By Laura M. Browning in Arts & Entertainment on Jan 28, 2011 5:00PM

Watercolor is a notoriously tricky medium: it’s unforgiving at best, since you can’t paint over mistakes or change colors once you’ve applied the paint. And yet it’s also (oddly) associated with amateurs, from paint-by-numbers to “Sunday painters.”

The Art Institute has put together a stellar exhibit with John Marin's Watercolors: A Medium for Modernism, and Marin’s work is surprising on both planes. He defies traditional watercolor methods to produce paintings that are radical, colorful testimonies to the urban architecture of New York City, the craggy shorelines and pine trees of Maine, and the mountainous forms of New Mexico. The New York paintings are extraordinary—the buildings and trees sway together like dancers, no small achievement for a painter who had no formal training in watercolors. Marin’s exuberance comes through both in painting and in word: “There come days when I am glad to be alive and just to see the wonderful city in its different aspects and then say I will! I will! I will!”
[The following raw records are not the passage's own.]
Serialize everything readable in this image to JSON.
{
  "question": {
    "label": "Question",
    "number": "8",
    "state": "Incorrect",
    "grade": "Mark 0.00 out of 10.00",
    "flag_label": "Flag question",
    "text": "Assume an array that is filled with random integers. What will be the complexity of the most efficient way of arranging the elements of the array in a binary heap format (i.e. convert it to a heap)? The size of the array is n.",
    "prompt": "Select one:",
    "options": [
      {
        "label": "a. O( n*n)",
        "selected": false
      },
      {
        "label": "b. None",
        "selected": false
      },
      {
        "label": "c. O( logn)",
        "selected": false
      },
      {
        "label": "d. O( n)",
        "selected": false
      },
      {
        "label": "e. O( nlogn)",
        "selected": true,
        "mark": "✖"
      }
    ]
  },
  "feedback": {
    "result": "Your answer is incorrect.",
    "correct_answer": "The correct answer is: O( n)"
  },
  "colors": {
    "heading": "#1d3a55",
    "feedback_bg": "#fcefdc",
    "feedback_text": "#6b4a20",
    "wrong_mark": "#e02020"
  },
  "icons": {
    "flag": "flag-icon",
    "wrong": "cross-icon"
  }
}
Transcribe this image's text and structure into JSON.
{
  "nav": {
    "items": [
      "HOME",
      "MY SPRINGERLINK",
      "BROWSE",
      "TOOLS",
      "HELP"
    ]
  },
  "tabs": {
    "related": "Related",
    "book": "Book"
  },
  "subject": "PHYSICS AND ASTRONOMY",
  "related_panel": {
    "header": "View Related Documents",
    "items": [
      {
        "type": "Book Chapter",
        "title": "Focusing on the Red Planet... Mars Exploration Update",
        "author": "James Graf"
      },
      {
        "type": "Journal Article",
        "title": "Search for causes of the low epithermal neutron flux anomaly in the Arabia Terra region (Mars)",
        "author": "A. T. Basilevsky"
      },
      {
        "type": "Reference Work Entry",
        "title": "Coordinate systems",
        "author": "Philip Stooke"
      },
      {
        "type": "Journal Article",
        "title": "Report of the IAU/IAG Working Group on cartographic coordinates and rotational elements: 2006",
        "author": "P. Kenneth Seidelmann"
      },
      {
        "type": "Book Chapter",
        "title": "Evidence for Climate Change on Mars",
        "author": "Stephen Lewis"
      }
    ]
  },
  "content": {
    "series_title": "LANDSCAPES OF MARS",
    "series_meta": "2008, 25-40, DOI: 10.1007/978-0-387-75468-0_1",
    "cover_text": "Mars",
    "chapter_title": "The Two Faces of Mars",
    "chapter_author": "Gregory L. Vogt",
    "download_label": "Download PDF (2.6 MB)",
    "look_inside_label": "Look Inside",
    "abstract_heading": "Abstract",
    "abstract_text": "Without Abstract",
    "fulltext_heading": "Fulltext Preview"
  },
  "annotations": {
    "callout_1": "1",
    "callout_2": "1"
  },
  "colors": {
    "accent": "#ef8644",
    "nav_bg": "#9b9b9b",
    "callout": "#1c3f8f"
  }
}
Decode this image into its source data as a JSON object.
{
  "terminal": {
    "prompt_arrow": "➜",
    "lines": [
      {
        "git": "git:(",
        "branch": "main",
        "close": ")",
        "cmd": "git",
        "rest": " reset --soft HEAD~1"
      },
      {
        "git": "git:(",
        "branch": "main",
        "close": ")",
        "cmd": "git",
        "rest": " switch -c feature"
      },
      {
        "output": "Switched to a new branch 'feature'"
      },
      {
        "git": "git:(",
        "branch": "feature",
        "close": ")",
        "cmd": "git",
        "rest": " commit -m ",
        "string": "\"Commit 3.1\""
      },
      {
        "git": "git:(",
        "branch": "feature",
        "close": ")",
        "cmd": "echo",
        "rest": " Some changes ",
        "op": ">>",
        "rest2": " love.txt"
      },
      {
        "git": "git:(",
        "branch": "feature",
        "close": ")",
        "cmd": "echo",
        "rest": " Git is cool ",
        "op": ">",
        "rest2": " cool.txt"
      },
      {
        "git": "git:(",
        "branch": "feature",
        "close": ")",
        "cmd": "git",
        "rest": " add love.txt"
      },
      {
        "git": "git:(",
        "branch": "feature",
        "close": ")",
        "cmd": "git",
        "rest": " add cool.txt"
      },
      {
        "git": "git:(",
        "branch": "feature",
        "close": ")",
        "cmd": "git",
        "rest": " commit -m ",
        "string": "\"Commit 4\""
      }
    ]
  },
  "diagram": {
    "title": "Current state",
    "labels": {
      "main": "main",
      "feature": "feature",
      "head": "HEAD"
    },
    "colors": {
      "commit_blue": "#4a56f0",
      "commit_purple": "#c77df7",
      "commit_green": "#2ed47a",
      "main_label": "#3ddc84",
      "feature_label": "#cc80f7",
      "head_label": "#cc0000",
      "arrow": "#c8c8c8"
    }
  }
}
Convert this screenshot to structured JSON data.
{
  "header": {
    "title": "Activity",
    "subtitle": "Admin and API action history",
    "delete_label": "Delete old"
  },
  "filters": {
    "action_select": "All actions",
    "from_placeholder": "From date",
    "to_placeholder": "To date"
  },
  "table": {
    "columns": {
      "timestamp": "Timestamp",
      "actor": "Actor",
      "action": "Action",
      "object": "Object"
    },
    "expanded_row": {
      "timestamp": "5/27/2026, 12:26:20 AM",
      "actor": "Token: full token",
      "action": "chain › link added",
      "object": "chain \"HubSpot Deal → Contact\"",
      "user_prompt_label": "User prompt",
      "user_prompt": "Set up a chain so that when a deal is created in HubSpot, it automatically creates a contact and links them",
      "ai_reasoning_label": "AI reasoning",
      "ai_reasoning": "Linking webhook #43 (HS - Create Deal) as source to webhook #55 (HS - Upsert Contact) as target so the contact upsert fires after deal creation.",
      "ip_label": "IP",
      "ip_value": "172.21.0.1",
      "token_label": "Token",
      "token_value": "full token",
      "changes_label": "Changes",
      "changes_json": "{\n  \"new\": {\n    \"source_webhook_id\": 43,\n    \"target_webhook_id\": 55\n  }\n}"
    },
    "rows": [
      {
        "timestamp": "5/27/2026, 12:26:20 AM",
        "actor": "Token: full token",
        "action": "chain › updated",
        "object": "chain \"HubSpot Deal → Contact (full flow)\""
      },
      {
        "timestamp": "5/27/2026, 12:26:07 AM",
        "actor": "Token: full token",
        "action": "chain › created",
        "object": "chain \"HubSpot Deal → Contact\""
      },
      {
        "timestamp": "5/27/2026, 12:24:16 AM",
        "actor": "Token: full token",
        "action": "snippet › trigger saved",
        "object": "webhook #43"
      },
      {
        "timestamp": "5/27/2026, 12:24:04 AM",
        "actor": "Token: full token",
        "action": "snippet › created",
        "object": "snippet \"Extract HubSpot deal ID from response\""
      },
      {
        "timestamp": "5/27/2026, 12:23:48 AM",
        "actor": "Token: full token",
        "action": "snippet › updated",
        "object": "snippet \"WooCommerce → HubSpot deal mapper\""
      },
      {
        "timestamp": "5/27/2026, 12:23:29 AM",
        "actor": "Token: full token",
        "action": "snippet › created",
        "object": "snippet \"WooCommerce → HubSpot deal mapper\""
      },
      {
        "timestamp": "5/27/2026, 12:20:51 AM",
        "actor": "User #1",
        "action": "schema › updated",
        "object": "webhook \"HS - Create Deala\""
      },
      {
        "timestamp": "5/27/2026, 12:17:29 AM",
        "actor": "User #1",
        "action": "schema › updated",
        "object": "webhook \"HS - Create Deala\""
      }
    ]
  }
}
Marin was friends with photographer Alfred Stieglitz and painter Georgia O’Keeffe, a relationship the Art Institute examines through a handful of photographs that nicely complement the watercolors (40 of the paintings in the exhibit are from Stieglitz and O’Keeffe’s personal collection). O’Keeffe’s influence on Marin is subtly apparent, especially in his watercolors that walk the line between abstraction and representation.

As one of Stieglitz’s inner circle, Marin exhibited at his New York galleries, receiving excellent exposure during his lifetime, and was even named “America’s Number 1 Artist” a few years before his death in 1953. Marin’s nontraditional use of a traditional medium paved the way for Modernism, something that becomes clear as you move through this exhibit, which does an excellent job of highlighting the breakdown of boundaries between representative and abstract painting. An exhibit that is radical and accessible, gorgeous and challenging, John Marin’s Watercolors: A Medium for Modernism should be on your must-see list this spring.

John Marin’s Watercolors is on exhibit at the Art Institute of Chicago, 111 S. Michigan Ave., until April 17. Adult admission is $18, and the entire museum is free on weekdays through February 4.